When a line of the entries contains the word "JSON", report that line.

[Data about app and page elements]
◇ ◇ ◇ ◇ ◇ ◇ ◇
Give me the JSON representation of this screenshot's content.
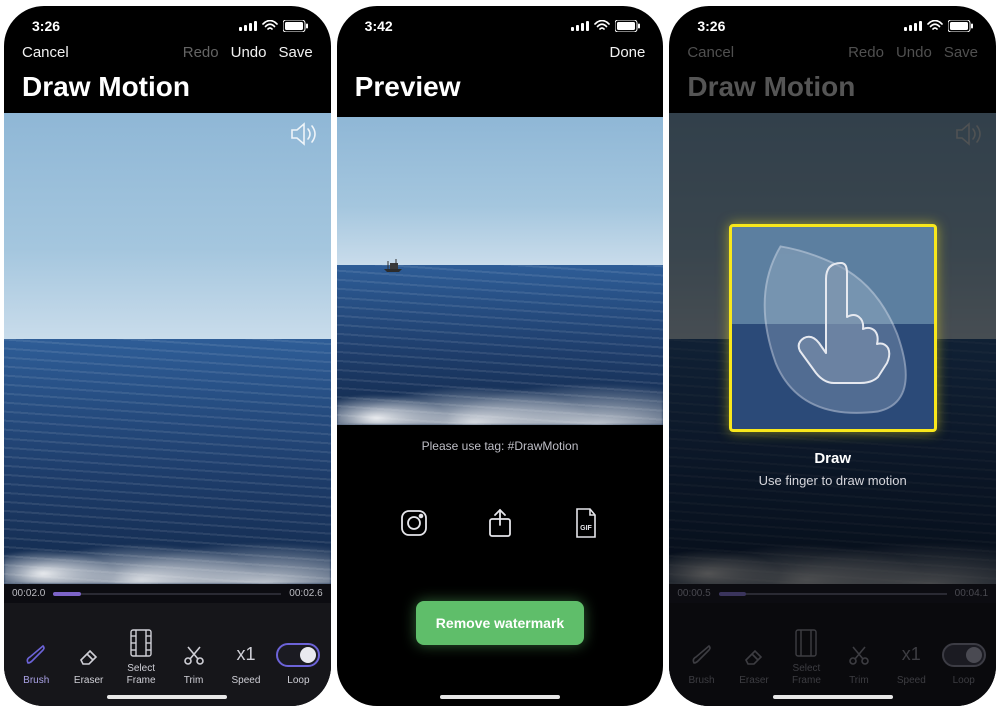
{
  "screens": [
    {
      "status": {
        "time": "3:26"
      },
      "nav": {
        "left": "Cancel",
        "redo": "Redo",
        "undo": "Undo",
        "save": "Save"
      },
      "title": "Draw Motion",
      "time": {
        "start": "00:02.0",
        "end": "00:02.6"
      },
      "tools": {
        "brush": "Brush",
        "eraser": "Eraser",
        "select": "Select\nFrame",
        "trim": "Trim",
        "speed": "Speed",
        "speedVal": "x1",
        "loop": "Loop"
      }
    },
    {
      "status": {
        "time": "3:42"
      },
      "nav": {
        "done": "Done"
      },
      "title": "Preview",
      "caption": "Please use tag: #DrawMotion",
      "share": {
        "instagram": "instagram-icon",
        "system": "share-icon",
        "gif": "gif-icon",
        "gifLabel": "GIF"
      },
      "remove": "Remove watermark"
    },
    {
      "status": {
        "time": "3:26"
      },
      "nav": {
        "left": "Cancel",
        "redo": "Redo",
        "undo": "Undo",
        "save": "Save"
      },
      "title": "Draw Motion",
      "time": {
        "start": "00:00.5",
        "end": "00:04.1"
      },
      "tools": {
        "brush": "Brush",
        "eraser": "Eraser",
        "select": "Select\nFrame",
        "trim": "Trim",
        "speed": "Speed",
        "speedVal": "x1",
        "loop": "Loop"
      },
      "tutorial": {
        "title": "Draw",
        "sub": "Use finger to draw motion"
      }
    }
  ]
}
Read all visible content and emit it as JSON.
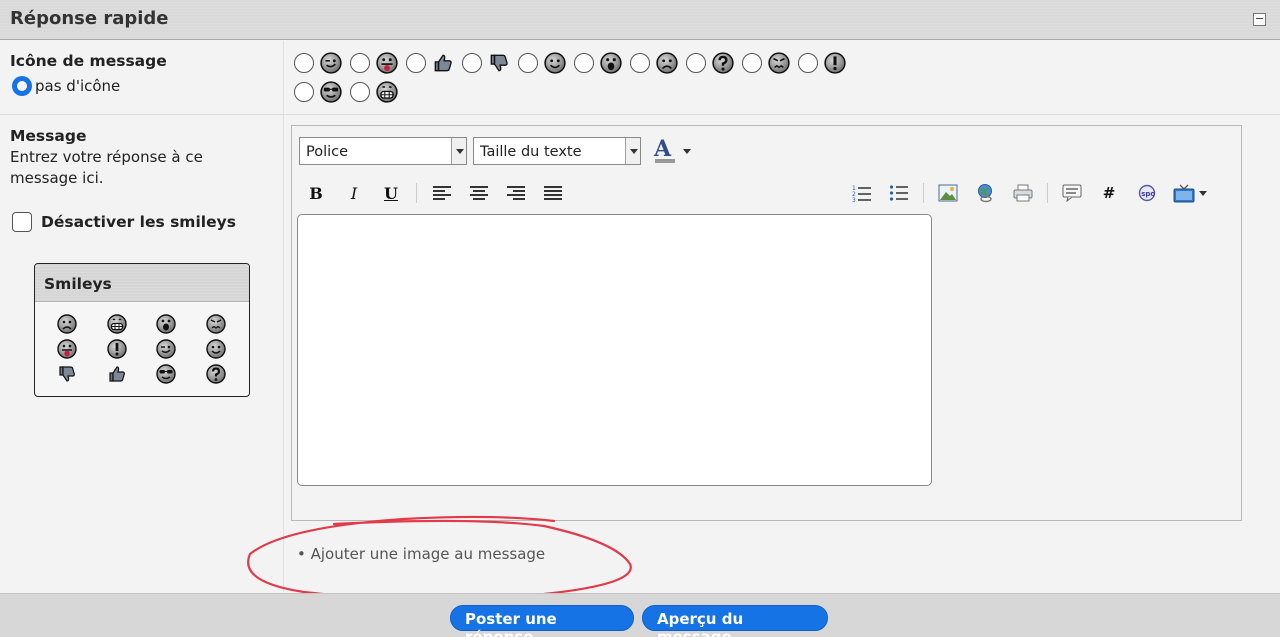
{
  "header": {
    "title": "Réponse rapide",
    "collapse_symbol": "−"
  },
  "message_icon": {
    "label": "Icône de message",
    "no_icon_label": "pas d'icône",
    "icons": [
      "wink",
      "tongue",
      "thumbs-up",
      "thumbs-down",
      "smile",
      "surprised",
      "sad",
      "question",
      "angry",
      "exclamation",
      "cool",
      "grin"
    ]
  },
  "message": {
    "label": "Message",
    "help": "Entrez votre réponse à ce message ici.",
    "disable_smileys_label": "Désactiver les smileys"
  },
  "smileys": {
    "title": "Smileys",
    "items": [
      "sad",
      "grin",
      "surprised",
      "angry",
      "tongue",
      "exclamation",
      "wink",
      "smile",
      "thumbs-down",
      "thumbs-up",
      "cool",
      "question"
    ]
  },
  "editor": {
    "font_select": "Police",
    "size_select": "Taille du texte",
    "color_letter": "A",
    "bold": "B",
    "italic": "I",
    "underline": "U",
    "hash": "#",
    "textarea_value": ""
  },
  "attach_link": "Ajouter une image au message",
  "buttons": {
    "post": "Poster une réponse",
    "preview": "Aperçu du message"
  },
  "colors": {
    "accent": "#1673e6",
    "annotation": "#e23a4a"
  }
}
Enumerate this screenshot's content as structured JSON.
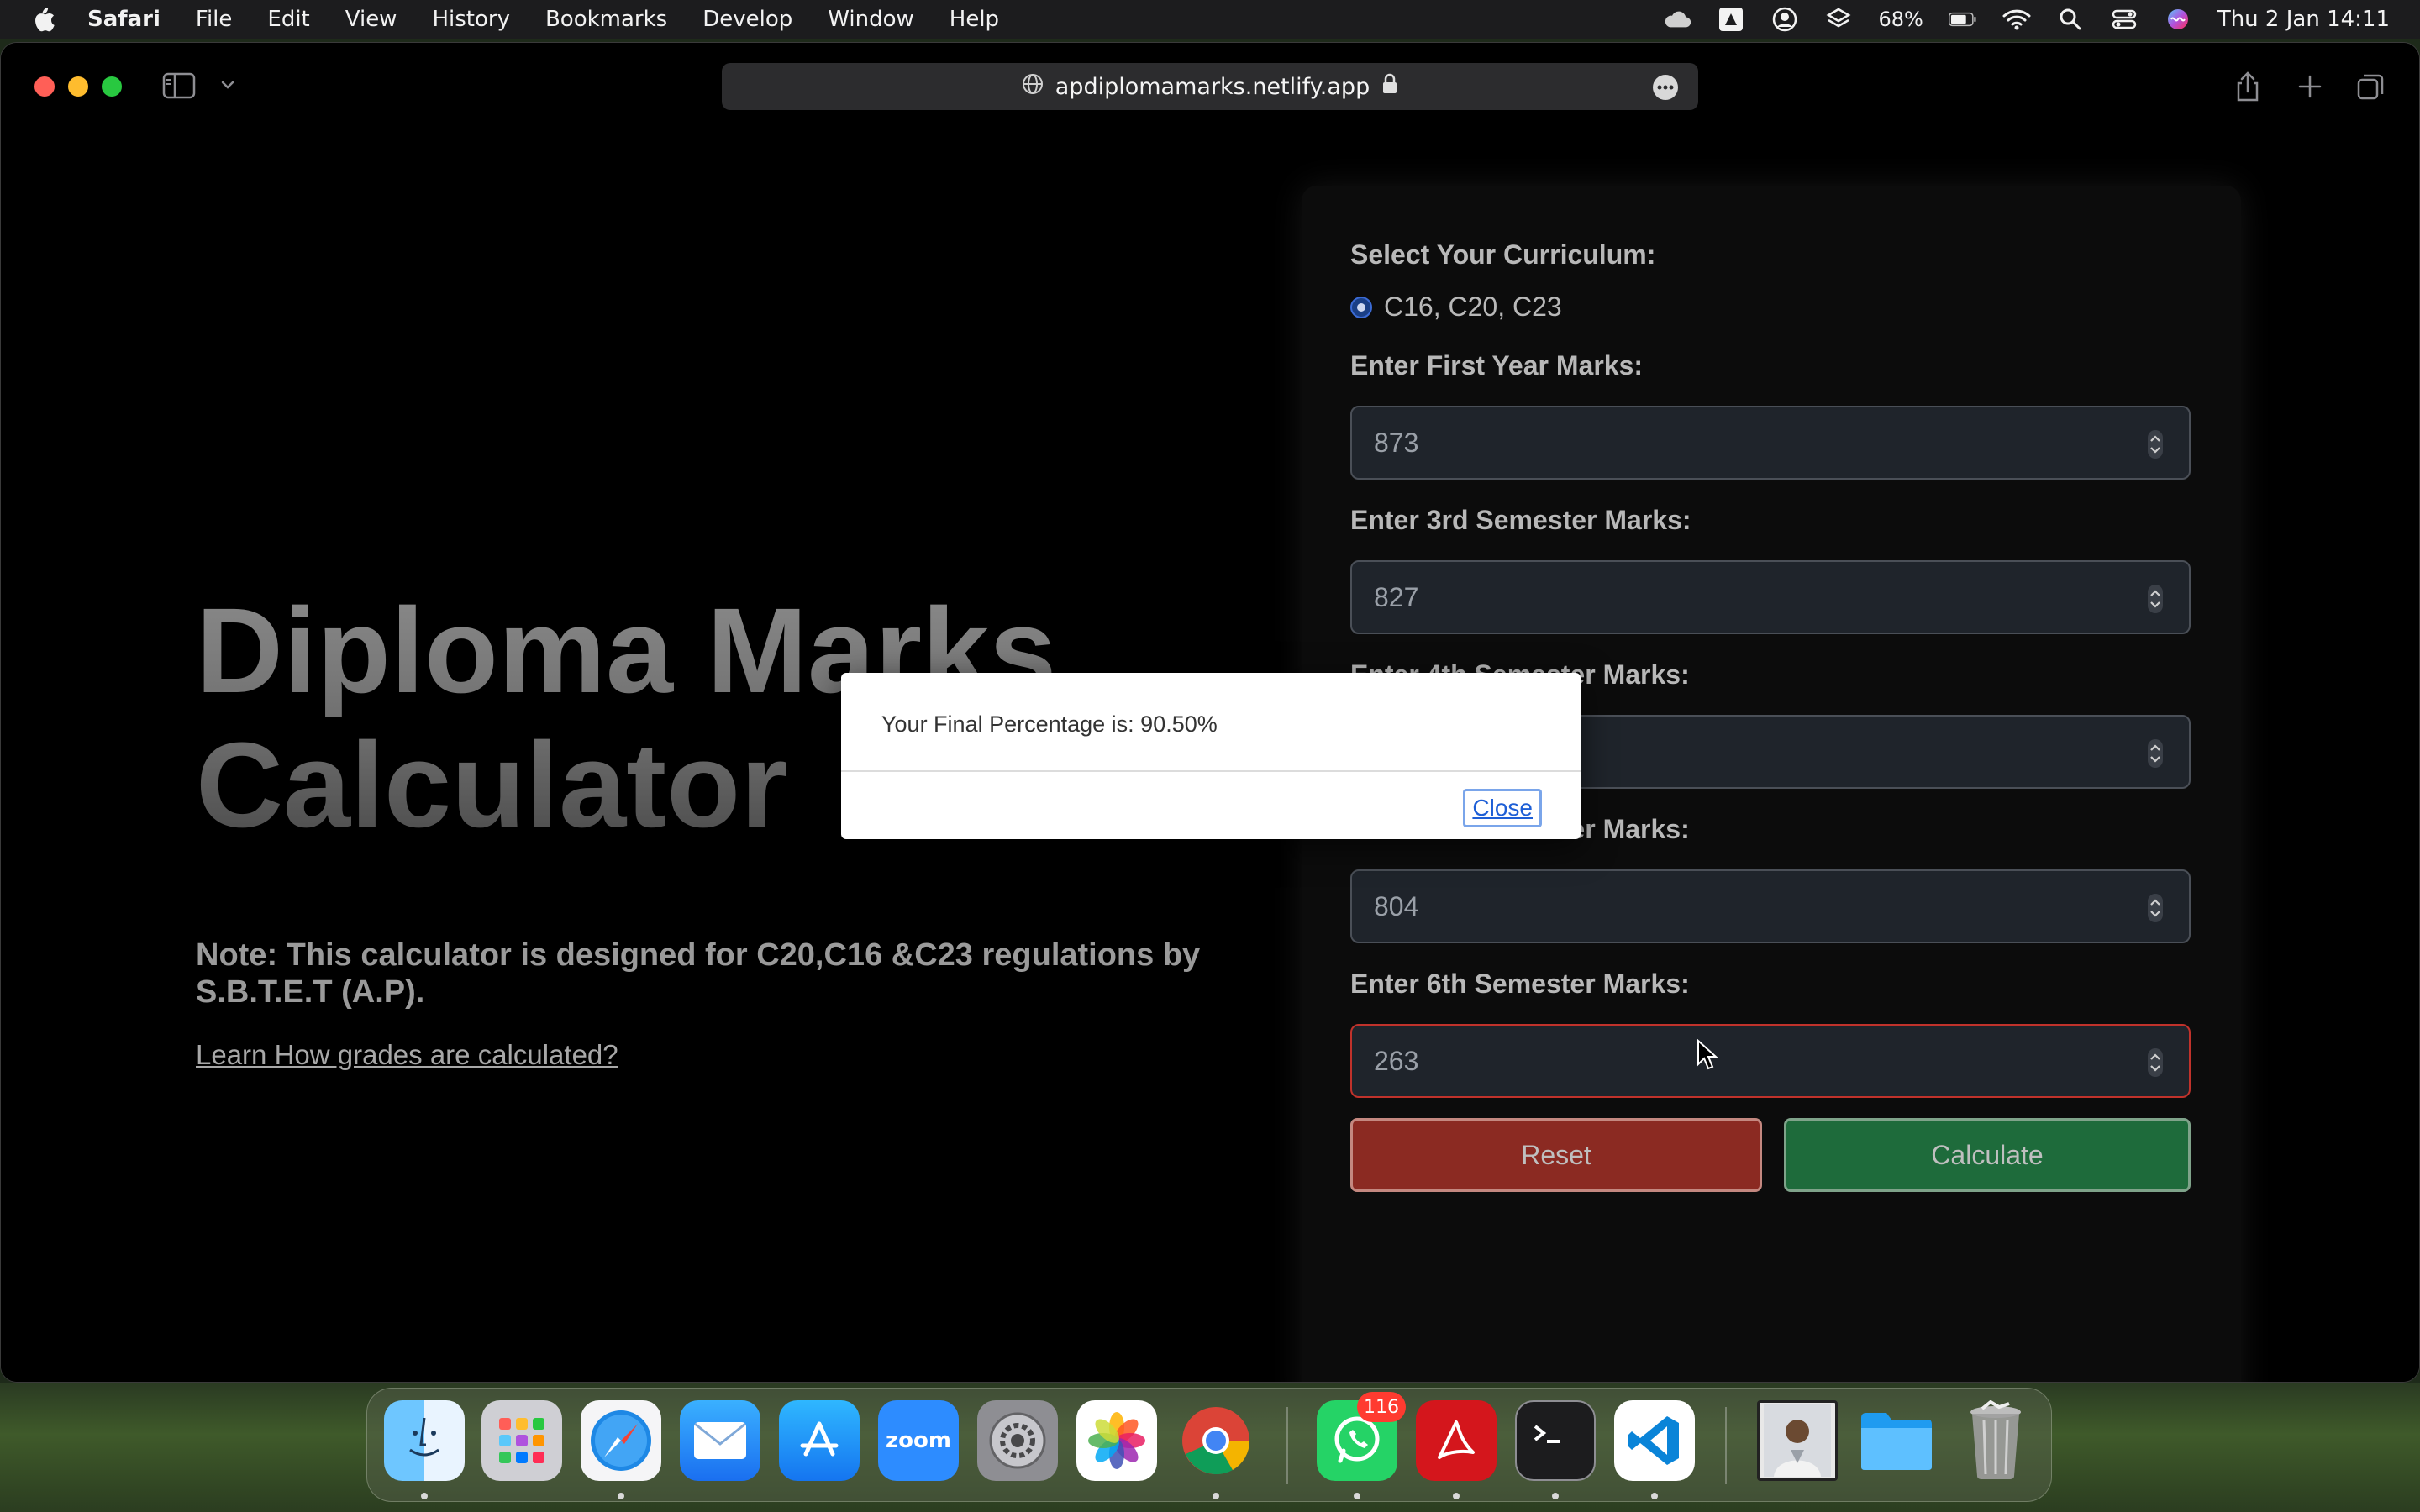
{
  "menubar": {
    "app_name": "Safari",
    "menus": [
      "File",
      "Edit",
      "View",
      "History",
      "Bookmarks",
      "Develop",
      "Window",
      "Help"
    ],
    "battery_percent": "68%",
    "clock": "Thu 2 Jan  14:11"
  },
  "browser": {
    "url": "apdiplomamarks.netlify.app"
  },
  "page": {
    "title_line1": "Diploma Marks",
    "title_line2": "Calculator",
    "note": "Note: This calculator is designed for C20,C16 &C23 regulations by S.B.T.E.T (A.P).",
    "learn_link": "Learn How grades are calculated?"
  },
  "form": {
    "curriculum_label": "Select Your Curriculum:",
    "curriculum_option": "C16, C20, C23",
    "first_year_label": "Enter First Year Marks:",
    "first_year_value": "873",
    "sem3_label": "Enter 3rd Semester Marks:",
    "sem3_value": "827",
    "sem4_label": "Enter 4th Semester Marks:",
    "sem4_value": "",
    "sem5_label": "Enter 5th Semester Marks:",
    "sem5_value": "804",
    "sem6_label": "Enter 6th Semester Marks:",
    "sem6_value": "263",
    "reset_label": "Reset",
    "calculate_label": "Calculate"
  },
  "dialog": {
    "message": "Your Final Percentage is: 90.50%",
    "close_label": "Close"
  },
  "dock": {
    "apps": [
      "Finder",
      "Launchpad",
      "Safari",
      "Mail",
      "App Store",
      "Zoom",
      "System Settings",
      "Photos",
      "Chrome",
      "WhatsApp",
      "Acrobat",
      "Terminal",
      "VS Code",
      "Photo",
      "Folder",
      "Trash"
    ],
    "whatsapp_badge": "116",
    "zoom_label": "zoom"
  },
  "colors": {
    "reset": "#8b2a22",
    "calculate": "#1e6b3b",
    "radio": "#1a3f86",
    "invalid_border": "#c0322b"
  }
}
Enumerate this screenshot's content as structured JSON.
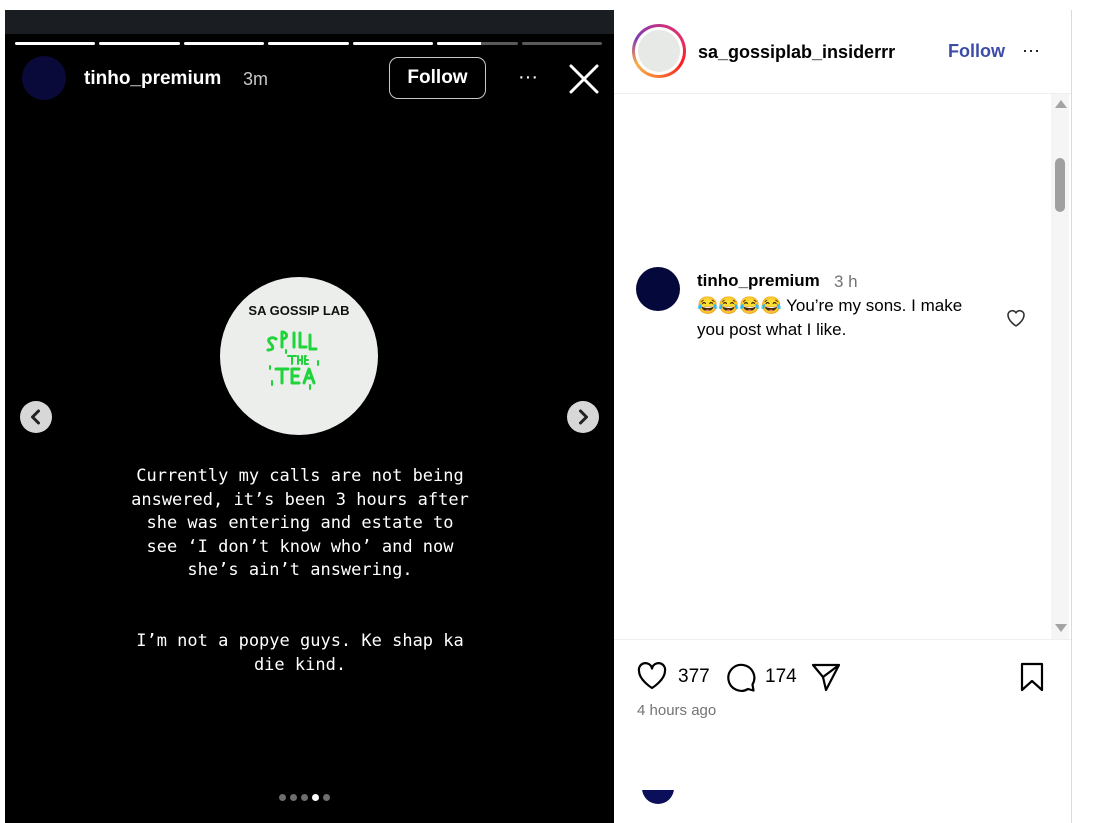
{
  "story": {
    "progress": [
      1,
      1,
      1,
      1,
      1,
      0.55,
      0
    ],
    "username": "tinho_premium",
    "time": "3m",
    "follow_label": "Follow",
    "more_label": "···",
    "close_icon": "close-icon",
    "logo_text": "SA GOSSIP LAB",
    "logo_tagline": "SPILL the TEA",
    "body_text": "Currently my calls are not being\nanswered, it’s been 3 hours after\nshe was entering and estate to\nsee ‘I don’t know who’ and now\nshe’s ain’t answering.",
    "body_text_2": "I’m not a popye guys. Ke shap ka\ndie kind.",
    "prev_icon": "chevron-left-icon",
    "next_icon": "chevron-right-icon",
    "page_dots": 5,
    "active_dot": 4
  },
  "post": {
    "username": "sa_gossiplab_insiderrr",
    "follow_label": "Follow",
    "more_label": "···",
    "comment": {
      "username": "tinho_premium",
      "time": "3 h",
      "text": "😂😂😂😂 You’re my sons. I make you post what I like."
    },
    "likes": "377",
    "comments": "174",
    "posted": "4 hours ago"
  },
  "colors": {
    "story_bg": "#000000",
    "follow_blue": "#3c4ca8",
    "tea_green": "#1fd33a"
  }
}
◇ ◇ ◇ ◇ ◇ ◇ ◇
Your response:
Give me the JSON representation of this screenshot's content.
Read all visible content and emit it as JSON.
Enumerate this screenshot's content as structured JSON.
Enumerate this screenshot's content as structured JSON.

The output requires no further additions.